People have been moved to express themselves artistically since the earliest humans were inscribing paintings on the walls of caves. There is simply something about creating art that enriches one’s soul.
That’s why the news we received this fall from Arts Ed NJ, that New Jersey has become the first state in the nation to provide access to arts education in all schools, was so welcome.
I believe that an arts education is key to engaging students. During the years I spent as a teacher, principal and superintendent, I noticed that for a significant number of students, their involvement with the arts is the highlight of their day, and for some, the reason to come to school.
Students involved in the fine and performing arts always seemed to perform better academically when they were involved in a robust program — a relationship that has been borne out by research.
There is also a clear link between the arts and social-emotional learning. No other discipline creates the opportunity for self-expression and collaboration more than the arts. The ability to empathize with others, interact with people in a positive way, and express yourself clearly and honestly are life skills that are critical for the personal growth of students, and ones that make full self-actualization possible. It’s no wonder that children thrive emotionally when they have access to the arts.
This issue of School Leader magazine has a special section on arts education, and details the impressive gains New Jersey schools have made in providing this essential discipline for children, how one district boosted participation among its students, and some ideas for community partnerships in arts education. The section begins on page 16; I urge you to read it.
Learning about and participating in one or more of the four disciplines of the arts — music, visual arts, theater and dance — can start someone on a lifelong journey. Not long ago, I spoke with a gentleman who played the trumpet in a community orchestra — something he began doing when he was a young student. This man was 91 years old and was still experiencing happiness and fulfillment from his involvement with music. Music had been his faithful companion throughout the ups and downs of life, and, after nine decades, continued to enrich his days.

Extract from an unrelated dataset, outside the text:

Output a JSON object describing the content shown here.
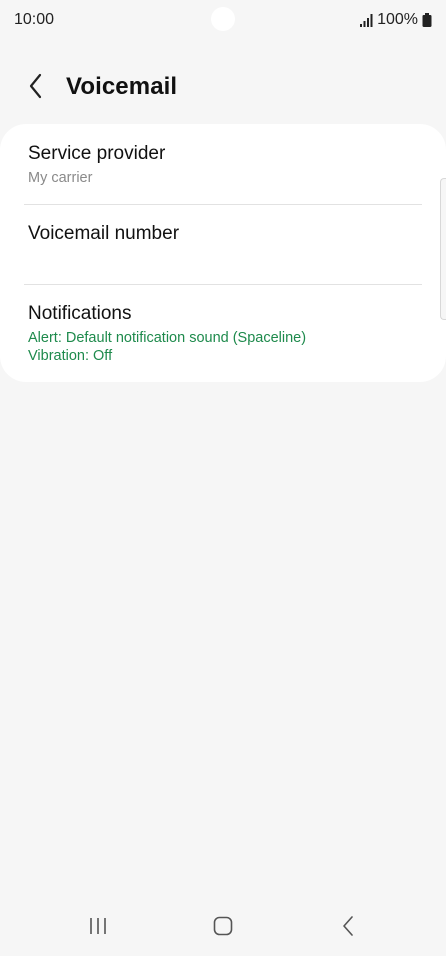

My hope is that our state’s students will find a passion like that to inform and enhance their lives. I believe that the only thing better than art… is more art.